Take Action

Get Common Cause Updates

Get breaking news and updates from Common Cause.

Take Action

Join the thousands across the country who instantly rally when there is a threat to our democracy.

Volunteer

Join the thousands across the country who instantly rally when there is a threat to our democracy.

Donate

Make a contribution to support Common Cause today.

Find Your State

News Clips

Read stories of Common Cause in the news.

  • Filter by Issue

  • Filter by Campaign

Voting & Elections 02.18.2021

The Independent: Republicans are working ‘to rig every election from 2022 onwards’. If Democrats don’t pay attention, it’ll happen

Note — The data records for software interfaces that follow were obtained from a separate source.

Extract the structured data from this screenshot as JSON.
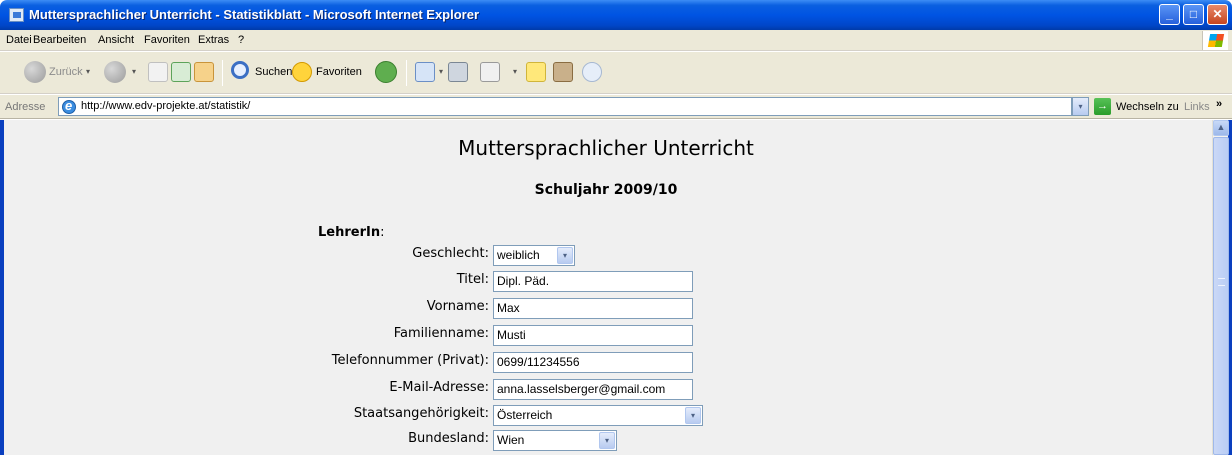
{
  "window": {
    "title": "Muttersprachlicher Unterricht - Statistikblatt - Microsoft Internet Explorer",
    "minimize": "_",
    "maximize": "□",
    "close": "✕"
  },
  "menu": [
    "Datei",
    "Bearbeiten",
    "Ansicht",
    "Favoriten",
    "Extras",
    "?"
  ],
  "toolbar": {
    "back_label": "Zurück",
    "search_label": "Suchen",
    "favorites_label": "Favoriten"
  },
  "address": {
    "label": "Adresse",
    "url": "http://www.edv-projekte.at/statistik/",
    "go_label": "Wechseln zu",
    "links_label": "Links",
    "links_more": "»"
  },
  "page": {
    "title": "Muttersprachlicher Unterricht",
    "subtitle": "Schuljahr 2009/10",
    "section_bold": "LehrerIn",
    "section_colon": ":"
  },
  "form": {
    "gender_label": "Geschlecht:",
    "gender_value": "weiblich",
    "title_label": "Titel:",
    "title_value": "Dipl. Päd.",
    "firstname_label": "Vorname:",
    "firstname_value": "Max",
    "lastname_label": "Familienname:",
    "lastname_value": "Musti",
    "phone_label": "Telefonnummer (Privat):",
    "phone_value": "0699/11234556",
    "email_label": "E-Mail-Adresse:",
    "email_value": "anna.lasselsberger@gmail.com",
    "nationality_label": "Staatsangehörigkeit:",
    "nationality_value": "Österreich",
    "state_label": "Bundesland:",
    "state_value": "Wien"
  },
  "icons": {
    "dropdown": "▾",
    "scroll_up": "▲",
    "go": "→"
  }
}
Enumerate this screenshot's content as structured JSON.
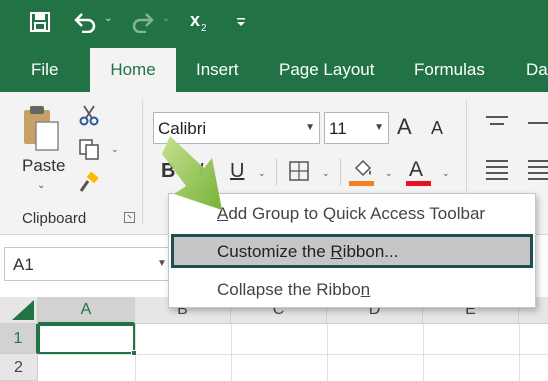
{
  "quick_access": {
    "save_icon": "save-icon",
    "undo_icon": "undo-icon",
    "redo_icon": "redo-icon",
    "subscript_label": "x",
    "subscript_suffix": "2",
    "customize_icon": "customize-qat-icon"
  },
  "tabs": [
    {
      "label": "File"
    },
    {
      "label": "Home",
      "active": true
    },
    {
      "label": "Insert"
    },
    {
      "label": "Page Layout"
    },
    {
      "label": "Formulas"
    },
    {
      "label": "Da"
    }
  ],
  "ribbon": {
    "clipboard": {
      "paste_label": "Paste",
      "group_label": "Clipboard"
    },
    "font": {
      "font_name": "Calibri",
      "font_size": "11",
      "bold": "B",
      "italic": "I",
      "underline": "U",
      "grow": "A",
      "shrink": "A",
      "font_color_letter": "A",
      "font_color": "#e81123",
      "fill_color": "#f4811f"
    }
  },
  "name_box": {
    "value": "A1"
  },
  "grid": {
    "columns": [
      "A",
      "B",
      "C",
      "D",
      "E"
    ],
    "rows": [
      "1",
      "2"
    ],
    "active_cell": "A1",
    "accent": "#217346"
  },
  "context_menu": {
    "items": [
      {
        "pre": "",
        "mnemonic": "A",
        "post": "dd Group to Quick Access Toolbar"
      },
      {
        "pre": "Customize the ",
        "mnemonic": "R",
        "post": "ibbon...",
        "highlighted": true
      },
      {
        "pre": "Collapse the Ribbo",
        "mnemonic": "n",
        "post": ""
      }
    ]
  },
  "colors": {
    "brand_green": "#217346",
    "ribbon_bg": "#f3f3f3",
    "menu_hover": "#c6c6c6",
    "pointer_arrow": "#8dc63f"
  }
}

According to Common Cause Senior Counsel Stephen Spaulding, the implications of not getting H.R. 1 passed could be extremely serious. Spaulding, who helped write H.R. 1 while serving as Senior Elections Counsel to the Committee on House Administration, warned that the damage Republicans could inflict on democracy in the absence of federal action could be irreparable. “For democracy in general, the danger of not taking action is potentially catastrophic, given the precision and targeting and manipulation of the rules that some state legislators are doing to make it harder to vote,” he said. Spaulding explained that Republican efforts to restrict voting took off after the Supreme Court’s decision inShelby County v. Holder, which invalidated the 1965 Voting Rights Act’s requirement for states with a history of racial discrimination to submit changes in voting rules to the Justice Department for pre-clearance. But he added that establishing uniform standards for voting across all 50 states would not have a partisan tilt one way or another. Until Trump started attacking the validity of postal ballots, Republicans had made use of them in greater numbers than Democrats in many key states. “Ever since then, we know that there are elected officials at the state level who have been working tooth and nail to make it harder to vote, so this is an opportunity to really level the playing field,” he said. “I think these are basic, common-sense solutions to make voting more convenient no matter what party you’re in…. We just had the most the highest turnout election… in the middle of a global pandemic, and that’s because people took steps across the country to make voting more convenient. Now we need to lock those in.”

Reuters: How the battle over redistricting in 2021 could decide control of the U.S. Congress

“Up until recently, redistricting has been obscure, but also obscured – intentionally so,” said Kathay Feng, national redistricting director for the good government group Common Cause. “That curtain is coming down.”

New York Times: Pennsylvania G.O.P.’s Push for More Power Over Judiciary Raises Alarms

“We are in the last legislative session of this,” said Alexa Grant, a program advocate with Common Cause. “So we are the last line of defense.”

CNN The Situation Room with Wolf Blitzer (VIDEO): Trump Facing Legal Trouble Despite Senate Acquittal

Stephen Spaulding, Common Cause: "It is a crime to incite rebellion. And that is a statute that I hope investigators, federal investigators, the District of Columbia, and others will investigate and unspool whether, in fact, he meets that standard."

NPR (AUDIO): 6-Month Delay In Census Redistricting Data Could Throw Elections Into Chaos

There's a tension between the bureau having enough time to produce accurate information and states and localities having to meet redistricting deadlines. And that could create ideal conditions for gerrymandering, says Kathay Feng, national redistricting director for Common Cause, a government watchdog group. "There is a quiet conversation going on in legislatures right now about whether the delay actually might be a helpful game changer to allow them to pass midnight bills and do the dirty work outside of the scrutiny of the public," Feng says.  "We are heading into a redistricting cycle where it will be a bare-knuckle battle for control," Feng says. "Those who are in power are going to use every tool in the toolbox to try to eke out a win. And if that means passing gerrymandered maps in the dead of night, they're going to do it."

New York Times: A New Delay for Census Numbers Could Scramble Congressional Elections

“The concern in some of those states is that the legislators will simply use a special session to secretly pass maps with zero public scrutiny, and then count on a tight timetable to eke out at least one election cycle” before a court could require new maps to be drawn, said Kathay Feng, the redistricting and representation director at Common Cause.

Join the movement over 1.5 million strong for democracy

Demand a democracy that works for us. Sign up for breaking news and updates.